The pharmaceutical industry can feel a bit overwhelming. "Big Pharma" literally makes billions of dollars a year supplying Americans with medications. It's also quite disturbing to think about the idea that the pharmaceutical industry is more focused on money-making than the well-being of human beings– just a thought.
But seriously, if that thought doesn't scare you, then maybe this article will. A recent article for the opinion section of Bloomberg goes into excruciating detail about how pharmaceutical corporations aren't necessarily concerned with curing diseases. With cartoon-like dollar signs in their eyes, the primary focus is instead "the best patents, not the best drugs."
The piece focuses on Hepatitis C and how curing a disease isn't lucrative for pharmaceutical companies. Disheartening? Yes.
The article begins with comparing what the world looks like now versus what it did when the polio vaccine was discovered.
For patients and doctors, a cure is the holy grail of drug discovery 💊 But for Wall Street and Big Pharma, the inc… https://t.co/xzrRJY9Jk3— Bloomberg Opinion (@Bloomberg Opinion)1543342013.0
Polio, which was easily transmitted, caused paralysis and affected many young children.So yeah, that seems like a parent's absolute worst nightmare. You're glad to be living in 2018, right?
Luckily, a man named Jonas Salk created a vaccine to prevent polio.Salk worked on flu vaccines during World War II and then moved on to focusing on a drug that could prevent polio specifically. Cut to 1953, when he announced via radio that he had done it! After it was proven that it worked, America had a national inoculation program that was paid for by the federal government.
One would think that if you were the person who invented a vaccine that prevented a horrible disease, you'd be rolling in the money.As the ever-relevant Jean-Ralphio from Parks and Rec would say, you'd be, "Flush with Cashhh."
But that was not the case for Stalk.When asked in an interview who exactly owns the patent for the vaccine, he replied, “The people, I would say.
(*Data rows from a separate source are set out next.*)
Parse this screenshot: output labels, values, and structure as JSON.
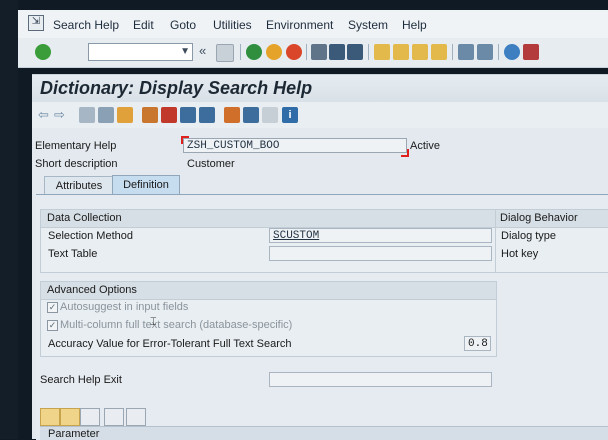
{
  "menu": {
    "items": [
      "Search Help",
      "Edit",
      "Goto",
      "Utilities",
      "Environment",
      "System",
      "Help"
    ]
  },
  "toolbar": {
    "command_field_value": "",
    "nav_arrow": "«"
  },
  "title": "Dictionary: Display Search Help",
  "header": {
    "elementary_help_label": "Elementary Help",
    "elementary_help_value": "ZSH_CUSTOM_BOO",
    "status": "Active",
    "short_description_label": "Short description",
    "short_description_value": "Customer"
  },
  "tabs": [
    {
      "label": "Attributes",
      "active": false
    },
    {
      "label": "Definition",
      "active": true
    }
  ],
  "data_collection": {
    "heading": "Data Collection",
    "selection_method_label": "Selection Method",
    "selection_method_value": "SCUSTOM",
    "text_table_label": "Text Table",
    "text_table_value": ""
  },
  "dialog_behavior": {
    "heading": "Dialog Behavior",
    "dialog_type_label": "Dialog type",
    "hot_key_label": "Hot key"
  },
  "advanced": {
    "heading": "Advanced Options",
    "autosuggest_label": "Autosuggest in input fields",
    "multicolumn_label": "Multi-column full text search (database-specific)",
    "accuracy_label": "Accuracy Value for Error-Tolerant Full Text Search",
    "accuracy_value": "0.8"
  },
  "exit": {
    "label": "Search Help Exit",
    "value": ""
  },
  "params": {
    "header": "Parameter"
  },
  "colors": {
    "title_bg": "#dce4ea",
    "active_tab": "#c6dcef",
    "required_marker": "#e0201c"
  }
}
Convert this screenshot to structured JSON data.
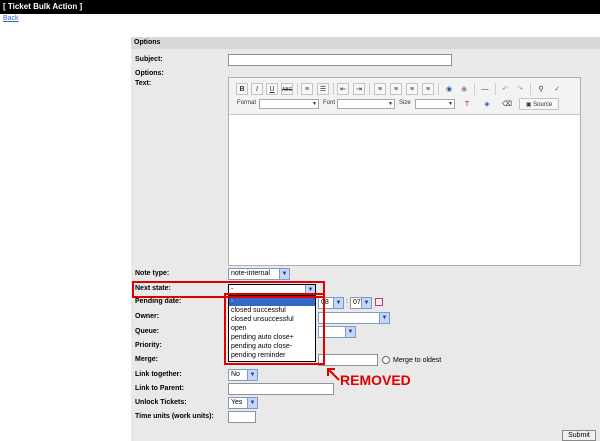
{
  "window": {
    "title": "[ Ticket Bulk Action ]"
  },
  "nav": {
    "back_label": "Back"
  },
  "form": {
    "section_title": "Options",
    "subject_label": "Subject:",
    "subject_value": "",
    "options_label": "Options:",
    "text_label": "Text:",
    "toolbar": {
      "format_label": "Format",
      "font_label": "Font",
      "size_label": "Size",
      "source_label": "Source"
    },
    "note_type_label": "Note type:",
    "note_type_value": "note-internal",
    "next_state_label": "Next state:",
    "next_state_value": "-",
    "next_state_options": [
      "-",
      "closed successful",
      "closed unsuccessful",
      "open",
      "pending auto close+",
      "pending auto close-",
      "pending reminder"
    ],
    "pending_date_label": "Pending date:",
    "pending_hour": "08",
    "pending_minute": "07",
    "owner_label": "Owner:",
    "queue_label": "Queue:",
    "priority_label": "Priority:",
    "merge_label": "Merge:",
    "merge_to_oldest_label": "Merge to oldest",
    "link_together_label": "Link together:",
    "link_together_value": "No",
    "link_to_parent_label": "Link to Parent:",
    "unlock_tickets_label": "Unlock Tickets:",
    "unlock_tickets_value": "Yes",
    "time_units_label": "Time units (work units):",
    "submit_label": "Submit"
  },
  "annotation": {
    "removed_label": "REMOVED",
    "color": "#e00000"
  }
}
There is no patent. Could you patent the sun?"
Can you imagine someone saying that about a patented drug today, in 2018?Uh, no. You can't. Let's get back to the Bloomberg Opinion piece– and the issue of Hepatitis C.
Hepatitis C affected over 100 million people worldwide.
In the late 40’s, there was nothing that scared American parents more than polio, a disease which: - Caused partia… https://t.co/i9zXjQFy1x— Bloomberg Opinion (@Bloomberg Opinion)1543342014.0